“We found that the drawers were indeed empty, but we could not confirm how many samples they contained before. We estimated that about 14,000 were missing,” says prosecutor Biagio Mazzeo, who immediately opened an investigation. There was no sign of a break-in, and the lab has no security cameras. News of the investigation reached local papers, and was quickly picked up by national and overseas media.

Researchers — and Mazzeo himself — were perplexed. At the time the investigation reached the media, Mazzeo told Nature that it was difficult to imagine who could have benefited from stealing the vials, which have no value without accompanying health and genealogical data about the donors. Those data are not stored at Parco Genos, notes Mario Pirastu, a researcher at the CNR’s Institute of Genetic and Biomedical Research in Sassari who has led the project since the early 2000s. He says they are held at the Sassari institute and in a lab owned by the research company Shardna Life Science, in the southern town of Pula.

Then came the answer: Pirastu contacted investigators on 14 September and says he realized that the samples were in fact part of a larger batch of 25,000 vials stored at the eye clinic of the San Giovanni di Dio hospital in Cagliari. They had been there for about three years, he says, and were moved by Pirastu himself, who is using them for a research project. CNR scientists have often moved samples for research purposes, he says. "I can’t imagine why the technician at Parco Genos would think of reporting the vials stolen.” Representatives of Parco Genos did not return Nature’s request for comments.

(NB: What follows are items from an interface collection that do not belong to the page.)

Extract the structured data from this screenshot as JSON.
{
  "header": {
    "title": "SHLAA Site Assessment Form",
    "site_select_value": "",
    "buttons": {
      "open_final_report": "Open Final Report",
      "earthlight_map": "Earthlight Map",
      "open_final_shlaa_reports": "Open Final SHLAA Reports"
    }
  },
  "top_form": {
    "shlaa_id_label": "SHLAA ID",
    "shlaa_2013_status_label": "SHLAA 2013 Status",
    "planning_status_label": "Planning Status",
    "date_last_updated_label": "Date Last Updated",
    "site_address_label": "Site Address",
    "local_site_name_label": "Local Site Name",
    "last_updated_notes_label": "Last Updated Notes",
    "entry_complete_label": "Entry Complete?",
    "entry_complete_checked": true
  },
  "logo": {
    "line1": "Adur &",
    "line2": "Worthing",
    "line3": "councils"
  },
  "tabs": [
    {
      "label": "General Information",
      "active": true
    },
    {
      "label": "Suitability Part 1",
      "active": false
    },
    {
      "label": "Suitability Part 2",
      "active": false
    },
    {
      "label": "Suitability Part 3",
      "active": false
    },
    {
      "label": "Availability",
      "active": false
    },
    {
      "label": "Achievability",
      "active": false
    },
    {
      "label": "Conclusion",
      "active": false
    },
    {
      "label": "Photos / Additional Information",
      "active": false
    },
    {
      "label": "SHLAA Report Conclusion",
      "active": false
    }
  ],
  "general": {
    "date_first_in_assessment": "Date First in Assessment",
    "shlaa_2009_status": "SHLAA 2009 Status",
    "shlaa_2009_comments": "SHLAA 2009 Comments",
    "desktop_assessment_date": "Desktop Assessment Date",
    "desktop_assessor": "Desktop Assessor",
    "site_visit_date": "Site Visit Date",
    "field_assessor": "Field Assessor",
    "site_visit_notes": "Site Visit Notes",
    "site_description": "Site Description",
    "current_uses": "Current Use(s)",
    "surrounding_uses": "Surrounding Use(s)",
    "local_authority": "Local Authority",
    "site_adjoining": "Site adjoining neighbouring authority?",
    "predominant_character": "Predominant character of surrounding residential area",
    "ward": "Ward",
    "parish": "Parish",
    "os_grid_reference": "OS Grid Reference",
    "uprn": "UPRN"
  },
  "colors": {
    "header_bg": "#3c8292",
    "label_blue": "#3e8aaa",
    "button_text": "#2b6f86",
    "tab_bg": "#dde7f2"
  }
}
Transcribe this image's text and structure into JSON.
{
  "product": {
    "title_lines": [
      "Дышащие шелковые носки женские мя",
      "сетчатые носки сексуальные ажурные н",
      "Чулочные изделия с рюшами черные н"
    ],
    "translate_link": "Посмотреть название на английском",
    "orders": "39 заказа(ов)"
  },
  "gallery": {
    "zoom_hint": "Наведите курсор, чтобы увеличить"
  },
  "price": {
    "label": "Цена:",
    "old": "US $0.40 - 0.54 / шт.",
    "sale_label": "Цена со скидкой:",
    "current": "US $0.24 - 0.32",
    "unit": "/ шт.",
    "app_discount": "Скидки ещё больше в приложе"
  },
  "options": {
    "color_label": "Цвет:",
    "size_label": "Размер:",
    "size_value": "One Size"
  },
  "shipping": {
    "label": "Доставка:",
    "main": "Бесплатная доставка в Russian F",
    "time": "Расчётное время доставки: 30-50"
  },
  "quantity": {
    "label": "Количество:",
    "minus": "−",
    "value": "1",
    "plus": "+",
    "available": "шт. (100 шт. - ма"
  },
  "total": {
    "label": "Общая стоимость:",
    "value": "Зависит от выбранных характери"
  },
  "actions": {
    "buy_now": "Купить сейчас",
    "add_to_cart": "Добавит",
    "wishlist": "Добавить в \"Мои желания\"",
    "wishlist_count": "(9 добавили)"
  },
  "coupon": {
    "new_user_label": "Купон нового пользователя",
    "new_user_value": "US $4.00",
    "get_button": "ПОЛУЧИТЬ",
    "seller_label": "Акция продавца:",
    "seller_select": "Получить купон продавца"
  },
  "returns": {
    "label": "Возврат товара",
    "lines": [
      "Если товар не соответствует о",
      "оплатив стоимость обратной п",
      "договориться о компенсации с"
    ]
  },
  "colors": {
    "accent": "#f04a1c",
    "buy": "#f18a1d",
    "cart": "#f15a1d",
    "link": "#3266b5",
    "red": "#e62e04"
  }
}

Identity crisis

Although it’s clear that there was no theft, the investigation continues, says Mazzeo — and Parco Genos and Shardna, as well as the refrigerators in Cagliari, will remain sealed off for “a few more days”. It has emerged that because of the project’s complicated history, he says, it is not clear who owns the samples and the data and who can use them.

Parco Genos — originally a non-profit firm owned by local municipalities — is now owned by dentist and medical-equipment entrepreneur Piergiorgio Lorrai. And Shardna, originally a joint venture between the CNR and a wealthy Sardinian entrepreneur, is now owned by a private biotech firm in London, called Tiziana Life Sciences.

“It’s a delicate situation,” says Mazzeo. “Samples were originally collected by a public institution, but now a foreign private business has acquired rights to them. Is donors’ consent still valid? The Italian law is not so clear." He says that the Italian Data Protection Authority is looking into the situation.

Lorrai was recently quoted by Italian newspapers as saying that rights to the samples should not be sold to a private business without donors’ consent. (Tiziana declined Nature’s request for comment).

Pirastu’s view is that “the samples belong to the citizens, while the rights to use them once belonged to Shardna, and now to Tiziana Life Sciences. But CNR has always had privileged access to the data and will continue to have, and this guarantees that research is done in the public interest.”

CNR researchers, Pirastu notes, have used data from the gene bank to contribute to many research papers over the years, mostly as contributors to international consortia.

Pirastu now fears that the investigation could delay the reboot of the project. The collection of samples stalled years ago as a consequence of the financial troubles, and the existing samples haven’t yet all been sequenced. Activities at Parco Genos have now halted almost to the point that the technician who started the investigation is its only employee. Pirastu had hoped that fresh investments from Tiziana Life Sciences would allow activities to resume soon. But Mazzeo says that Tiziana may now have to contact all the donors and have them sign new consent forms.

“I think that the goal of the denunciation was not really to report a theft, but to put a spotlight on a very complicated situation,” he says. “And in a way, it worked."